[Page and application data records]
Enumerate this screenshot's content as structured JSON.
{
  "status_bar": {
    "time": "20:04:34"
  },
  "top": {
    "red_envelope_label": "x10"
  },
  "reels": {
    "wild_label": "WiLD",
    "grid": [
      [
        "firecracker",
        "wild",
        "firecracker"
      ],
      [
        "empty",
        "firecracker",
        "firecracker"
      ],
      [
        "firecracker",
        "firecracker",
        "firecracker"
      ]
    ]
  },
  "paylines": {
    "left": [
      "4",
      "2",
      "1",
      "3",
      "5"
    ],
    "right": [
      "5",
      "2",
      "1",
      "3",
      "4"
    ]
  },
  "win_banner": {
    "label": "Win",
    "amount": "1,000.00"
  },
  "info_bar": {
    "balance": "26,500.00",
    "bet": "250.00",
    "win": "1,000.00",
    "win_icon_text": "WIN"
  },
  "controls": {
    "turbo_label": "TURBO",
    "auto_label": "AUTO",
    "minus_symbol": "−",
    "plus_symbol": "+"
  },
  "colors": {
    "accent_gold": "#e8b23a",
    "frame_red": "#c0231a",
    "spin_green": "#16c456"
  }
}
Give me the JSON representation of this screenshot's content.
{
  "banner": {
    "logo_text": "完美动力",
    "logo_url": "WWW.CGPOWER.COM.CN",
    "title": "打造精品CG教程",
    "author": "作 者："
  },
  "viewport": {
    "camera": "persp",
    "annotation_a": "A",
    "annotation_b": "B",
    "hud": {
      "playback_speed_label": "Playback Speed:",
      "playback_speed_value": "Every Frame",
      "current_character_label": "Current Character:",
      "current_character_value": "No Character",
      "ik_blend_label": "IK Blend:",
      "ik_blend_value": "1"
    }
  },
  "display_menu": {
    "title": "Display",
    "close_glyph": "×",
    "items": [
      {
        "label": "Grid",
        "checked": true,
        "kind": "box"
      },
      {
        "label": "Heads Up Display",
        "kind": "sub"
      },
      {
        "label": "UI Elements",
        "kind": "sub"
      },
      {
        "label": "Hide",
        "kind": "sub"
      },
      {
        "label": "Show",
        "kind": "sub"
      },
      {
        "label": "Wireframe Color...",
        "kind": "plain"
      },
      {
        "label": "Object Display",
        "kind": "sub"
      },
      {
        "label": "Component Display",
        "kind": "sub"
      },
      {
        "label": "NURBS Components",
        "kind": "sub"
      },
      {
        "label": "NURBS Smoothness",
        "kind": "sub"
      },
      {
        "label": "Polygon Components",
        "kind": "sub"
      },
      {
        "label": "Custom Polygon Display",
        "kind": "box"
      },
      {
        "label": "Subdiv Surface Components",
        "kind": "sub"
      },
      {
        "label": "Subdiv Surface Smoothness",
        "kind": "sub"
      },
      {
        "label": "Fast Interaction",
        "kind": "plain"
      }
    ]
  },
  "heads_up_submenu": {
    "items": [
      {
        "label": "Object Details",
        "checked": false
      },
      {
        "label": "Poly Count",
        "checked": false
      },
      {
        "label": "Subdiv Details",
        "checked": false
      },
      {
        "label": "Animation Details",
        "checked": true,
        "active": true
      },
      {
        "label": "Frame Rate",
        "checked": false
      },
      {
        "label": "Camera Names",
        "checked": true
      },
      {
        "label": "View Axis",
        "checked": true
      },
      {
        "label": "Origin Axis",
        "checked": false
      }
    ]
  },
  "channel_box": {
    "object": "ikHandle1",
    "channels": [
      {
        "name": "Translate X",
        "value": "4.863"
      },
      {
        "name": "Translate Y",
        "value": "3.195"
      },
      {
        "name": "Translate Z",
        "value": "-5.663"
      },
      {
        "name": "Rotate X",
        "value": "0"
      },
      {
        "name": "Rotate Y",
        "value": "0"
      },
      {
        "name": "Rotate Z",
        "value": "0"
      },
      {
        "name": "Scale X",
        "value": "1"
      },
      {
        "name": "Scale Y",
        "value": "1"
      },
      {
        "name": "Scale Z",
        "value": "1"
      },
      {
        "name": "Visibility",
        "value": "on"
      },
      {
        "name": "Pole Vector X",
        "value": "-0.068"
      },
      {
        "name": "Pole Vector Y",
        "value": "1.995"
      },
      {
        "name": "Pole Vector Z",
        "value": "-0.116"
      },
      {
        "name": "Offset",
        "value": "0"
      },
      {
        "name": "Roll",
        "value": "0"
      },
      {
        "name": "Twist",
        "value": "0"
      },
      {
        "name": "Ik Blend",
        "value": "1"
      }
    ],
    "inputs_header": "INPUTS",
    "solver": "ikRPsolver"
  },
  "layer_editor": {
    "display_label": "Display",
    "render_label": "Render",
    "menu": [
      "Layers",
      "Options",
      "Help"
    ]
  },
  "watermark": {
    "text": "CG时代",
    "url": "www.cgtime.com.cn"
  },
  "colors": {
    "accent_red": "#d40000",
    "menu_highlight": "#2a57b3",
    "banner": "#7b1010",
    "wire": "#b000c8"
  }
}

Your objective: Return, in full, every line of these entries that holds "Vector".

Task answer:
        "name": "Pole Vector X",
        "name": "Pole Vector Y",
        "name": "Pole Vector Z",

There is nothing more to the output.